Smoking marijuana may reduce certain symptoms in patients with multiple sclerosis, according to a new small study published Monday in the Canadian Medical Association Journal.
Researchers from the University of California at San Diego School of Medicine conducted a double blind, controlled clinical trial that included 30 participants who had multiple sclerosis. The scientists hoped to understand whether smoked cannabis reduces symptoms of spasticity, a common symptom of the disease that refers to stiffness and involuntary muscle spasms.
While most past trials have focused on the effects of a pill-form of cannabis, researchers wanted to see specifically whether a smoked form of the drug has a beneficial effect.
“Smoking cannabis was indeed superior to the placebo in reducing spasticity and pain, but that certainly came at a price,” said Dr. Judy Corey-Bloom, director of the Multiple Sclerosis Center at UC San Diego and lead author of the study.
Patients experienced less pain after smoking, but also experienced fatigue, impairment of cognitive function, attention and concentration.
“There can be a lot of sources of pain with MS, from that pins and needles and burning feeling, but also the pain from muscle stiffness,” said Corey-Bloom. “It’s important for patients to know that pain can be treatable.”
Multiple sclerosis is an autoimmune disease that affects the brain and spinal cord.
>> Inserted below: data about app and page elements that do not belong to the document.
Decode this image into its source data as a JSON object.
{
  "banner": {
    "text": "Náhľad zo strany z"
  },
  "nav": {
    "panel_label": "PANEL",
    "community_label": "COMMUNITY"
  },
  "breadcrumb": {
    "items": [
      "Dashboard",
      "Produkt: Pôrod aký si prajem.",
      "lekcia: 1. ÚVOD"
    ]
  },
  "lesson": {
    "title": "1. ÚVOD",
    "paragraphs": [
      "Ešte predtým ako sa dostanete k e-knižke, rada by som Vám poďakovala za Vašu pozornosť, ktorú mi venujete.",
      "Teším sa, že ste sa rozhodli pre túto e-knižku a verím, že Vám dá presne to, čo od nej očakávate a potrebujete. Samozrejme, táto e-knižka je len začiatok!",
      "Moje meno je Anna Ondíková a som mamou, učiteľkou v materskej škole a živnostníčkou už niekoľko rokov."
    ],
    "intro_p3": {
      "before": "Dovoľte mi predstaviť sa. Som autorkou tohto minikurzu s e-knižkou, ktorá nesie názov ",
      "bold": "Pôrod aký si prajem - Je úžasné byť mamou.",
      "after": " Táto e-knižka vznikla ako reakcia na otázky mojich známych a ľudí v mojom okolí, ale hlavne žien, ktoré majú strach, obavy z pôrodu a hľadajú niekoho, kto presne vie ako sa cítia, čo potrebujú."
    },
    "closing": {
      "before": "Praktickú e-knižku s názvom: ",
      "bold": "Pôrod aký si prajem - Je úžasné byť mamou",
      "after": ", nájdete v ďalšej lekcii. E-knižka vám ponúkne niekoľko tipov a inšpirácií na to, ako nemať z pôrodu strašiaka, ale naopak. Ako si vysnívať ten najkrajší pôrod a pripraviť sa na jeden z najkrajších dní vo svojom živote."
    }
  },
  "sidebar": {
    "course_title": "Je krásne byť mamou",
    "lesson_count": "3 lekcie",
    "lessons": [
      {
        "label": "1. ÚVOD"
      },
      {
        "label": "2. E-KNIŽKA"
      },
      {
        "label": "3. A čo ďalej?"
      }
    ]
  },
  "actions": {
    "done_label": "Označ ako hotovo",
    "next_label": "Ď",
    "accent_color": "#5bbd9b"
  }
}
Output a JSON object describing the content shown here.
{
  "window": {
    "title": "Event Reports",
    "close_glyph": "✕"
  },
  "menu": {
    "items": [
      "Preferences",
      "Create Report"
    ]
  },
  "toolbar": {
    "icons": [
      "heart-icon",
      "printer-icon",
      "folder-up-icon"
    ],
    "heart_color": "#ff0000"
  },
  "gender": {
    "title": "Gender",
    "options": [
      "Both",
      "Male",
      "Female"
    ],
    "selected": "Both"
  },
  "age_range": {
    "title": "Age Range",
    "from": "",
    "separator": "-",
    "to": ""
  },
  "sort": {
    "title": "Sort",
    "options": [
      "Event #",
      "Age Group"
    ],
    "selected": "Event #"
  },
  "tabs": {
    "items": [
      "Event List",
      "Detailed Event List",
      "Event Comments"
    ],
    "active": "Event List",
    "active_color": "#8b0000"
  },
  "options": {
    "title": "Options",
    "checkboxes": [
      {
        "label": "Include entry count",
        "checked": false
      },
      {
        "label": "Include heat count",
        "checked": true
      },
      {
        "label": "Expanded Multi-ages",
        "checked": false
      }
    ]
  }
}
The disease attacks the myelin sheath, a protective covering that surrounds nerve cells, and approximately 400,000 Americans have MS, according to the National MS Society. About 200 people are newly diagnosed each week. The disease is degenerative, and symptoms, which affect the muscles, bowel function, vision, numbness, sexual function and personality, can vary and range in severity.
“The effect of the drop in spasticity [in the study] is real and important,” Dr. John Corboy, professor of neurology at University of Colorado School of Medicine, wrote in an email. “So, problem is, who can use this, as marijuana makes 100 percent of people stoned at the dose needed to produce the effect. Authors allude to this in the last part of the abstract (i.e. can you find a dose that works but doesn’t impair you?). My answer is, I doubt it.”
The trick would be to identify and isolate the key cannabinoids in the marijuana that show benefits and find a way to concentrate and deliver them, said Nicholas LaRocca, vice president of healthcare delivery and policy research at the National Multiple Sclerosis Society. “This would solve the problem without creating other problems.”
Researchers examined physical performance (using a timed walk), cognitive function and measured pain levels in the patients by using a modified Ashford scale. The scale grades the intensity of muscle tone by measuring resistant of range of motion and rigidity.
“Patients saw an average of about a 30 percent pain reduction after smoking the cannabis,” said Corey-Bloom.
But it’s important to note that several patients in the study had a history of marijuana use, which could “create a bias in the sample,” said LaRocca.
Nevertheless, LaRocca said the researchers did a thorough job in conducting the study and “the bottom line is that further investigation of cannabis is warranted in considering its possible usefulness for spasticity in MS.”